The end of the line for Goldsmith.
A tory political career ends, a Lib Dem's begins – and Labour loses its deposit.
The Conservatives held on to the former prime ministers local seat but have lost votes to their former coalition partners.
Despite the party's spectacular fall from grace, it's worth noting who is speaking and what is on the agenda.
In for the count.
The picture hasn't shifted much in local councils – but that will cause concern in Labour and sighs of relief among Conservatives.
Turmoil on the left led to a party split in 1983, and today's circumstances look very familiar...
Liberal Democrat senator David Leyonhjelm says the government has been appallingly bad at negotiating with the crossbench.
Absolutely definitely Labour? Ok thanks bye!
New survey information puts paid to 'shy Tories' theory.
Best of times, worst of times: How leadership elections and an EU referendum are conspiring to leave party donations on the backburner just when it seems most possible to make a difference.
Farron away their best option.
Liberal Democrats via Flickr
Former party president beats Norman Lamb in bid to replace Nick Clegg
Charles Kennedy has died at the age of 55.
The former Liberal Democrat leader was an inspiration to his party and the outside world.
And the contenders for Labour leader are…
Three parties must now choose new leaders. Labour has a number of candidates jockeying for position.
Nick Clegg resigned as Lib Dem leader, but still has his work cut out as one of its eight MPs.

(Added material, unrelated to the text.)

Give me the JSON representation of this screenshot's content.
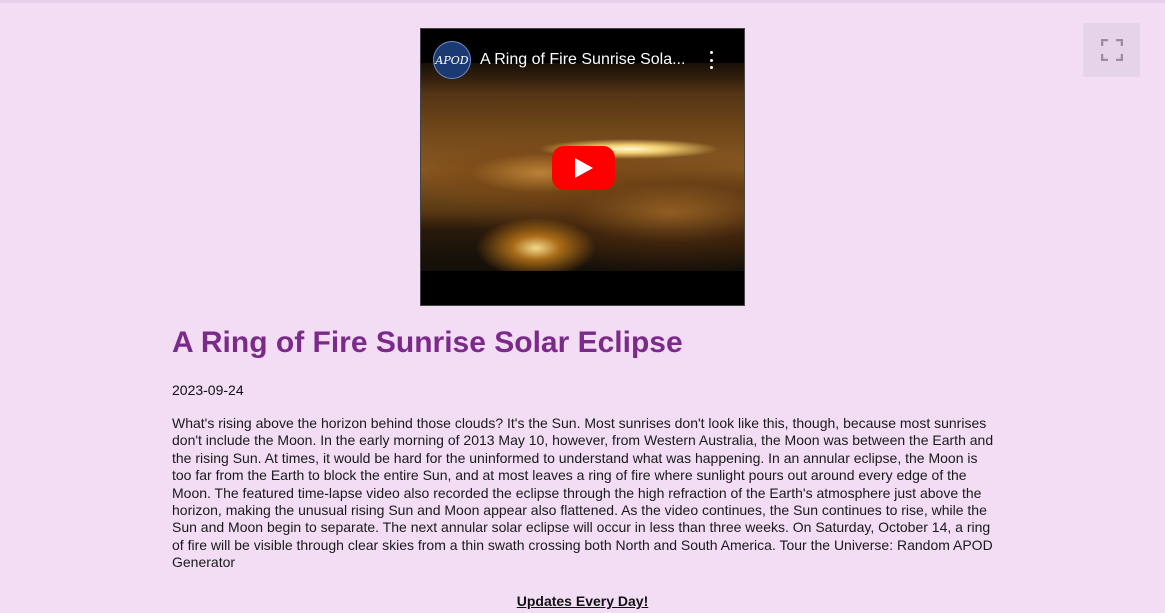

The Lib Dems had just five seats in the 1950s – their eight remaining MPs should take heart.
Business secretary Vince Cable lost his seat in Twickenham.

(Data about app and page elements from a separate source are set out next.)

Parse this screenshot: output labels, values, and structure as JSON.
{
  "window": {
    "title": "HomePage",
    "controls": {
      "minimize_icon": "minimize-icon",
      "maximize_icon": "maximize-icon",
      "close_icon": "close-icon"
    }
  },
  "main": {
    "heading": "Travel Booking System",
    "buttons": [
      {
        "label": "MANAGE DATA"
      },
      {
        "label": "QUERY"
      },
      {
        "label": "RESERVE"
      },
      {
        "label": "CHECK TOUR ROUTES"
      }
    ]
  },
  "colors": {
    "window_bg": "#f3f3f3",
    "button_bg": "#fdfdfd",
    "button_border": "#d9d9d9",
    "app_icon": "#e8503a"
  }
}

Jonathan Brady/PA Wire
Such an unexpected general election result was bound to throw up more than its share of ‘Portillo moments’.
UKIP won 12.6% of the vote share, but only one seat – not Nigel Farage’s.
With 63% of the country not voting Tory, the result throws up its own question of legitimacy.
Five more years: David Cameron returns to Number 10 Downing Street.
A stunning surprise put the Conservatives back in power with no need for a coalition, while the Scottish nationalists stormed to victory north of the border. What now?
Clegg may have clung on to his seat, but things aren’t looking good.
We knew this would be a bad night for the Lib Dems but few predicted it’d be this bad. Vince Cable, Danny Alexander, Simon Hughes, Jo Swinson, Ed Davey, Lynne Featherstone and many others have lost their…
Lib Dems are surprisingly reticent on EU.
Clegg's party has difficulty painting a positive picture of the EU.
Nick Clegg’s in a sweet spot.
Losing seats but gaining power is likely to be an apt title for any book written about the Lib Dems 2015 election experience.
Wishing it doesn’t make it so.
A minority Labour administration might govern the UK despite finishing runner-up in both England and Scotland.
Treasury minister does the dirty on coalition partners in 11th hour bid to win back votes.